Britain tried to contain an outbreak of highly infectious foot and mouth on Saturday, culling cattle at a farm outside London to prevent a repeat of the ruinous damage caused by the disease six years ago.

The Environment Ministry said the strain of the virus found in infected cattle in the county of Surrey, southwest of London, was one not recently found in animals.

“It is most similar to strains used in international diagnostic laboratories and in vaccine production, including at the Pirbright site shared by the Institute of Animal Health (IAH) and Merial Animal Health Ltd, a pharmaceutical company,” the Ministry said in a statement.

The Pirbright site is a few miles (km) from the infected area and is used to test foot and mouth samples.

This disease is spread by via air and contact.  It seems obvious that animal density is a factor.  Said density is also obviously related to the production of more meat and dairy products on a fixed amount of land.

What would Malthus have to say about this?

Agriculture: Good or Bad?
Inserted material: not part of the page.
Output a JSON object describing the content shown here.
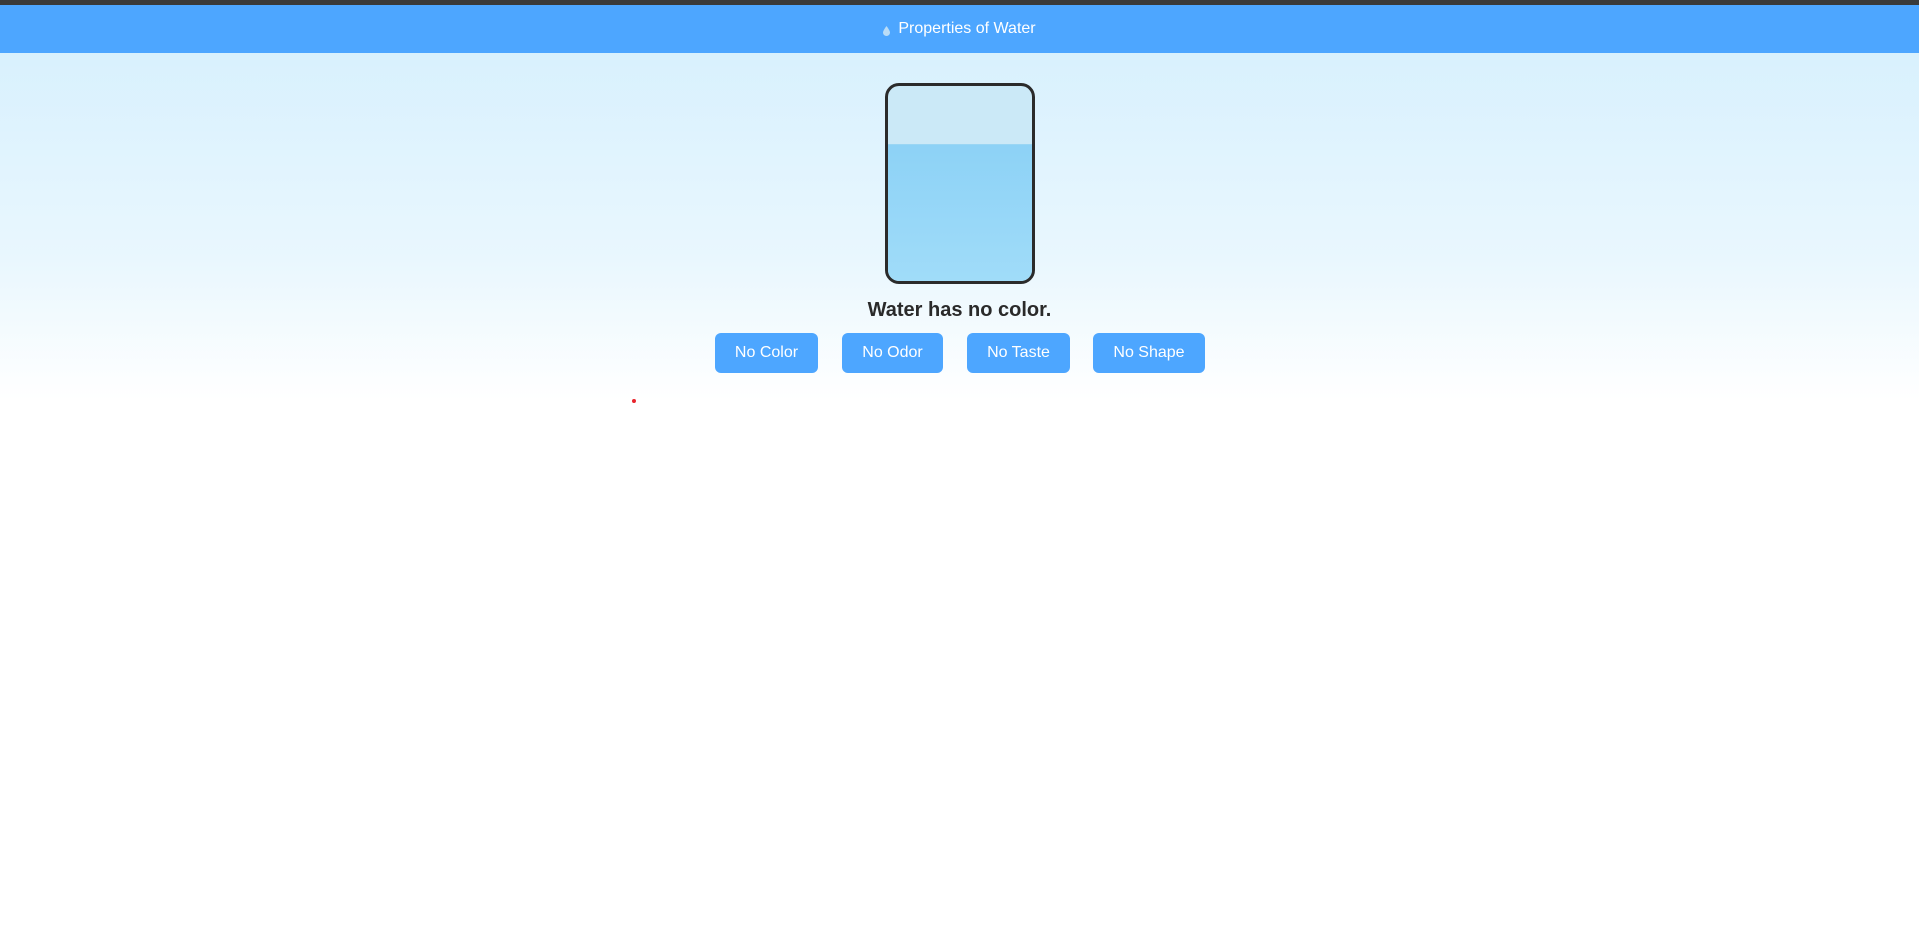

This is an interesting re-print of a nearly 20 year old opinion piece printed in Discover.

I’m curious as to other opinions about it.

The concept that social parasites, all too common in modern-day America, originated with agricultural society caught my attention because it has the ring of truth about it. This is not to say that hunter-gathers didn’t have a social hierarchy, they did, but rather that once a population settles into a location from which an individual’s relocation is difficult or impossible the tendency for non-merit-based dominance becomes much more normal than in a non-nomadic society.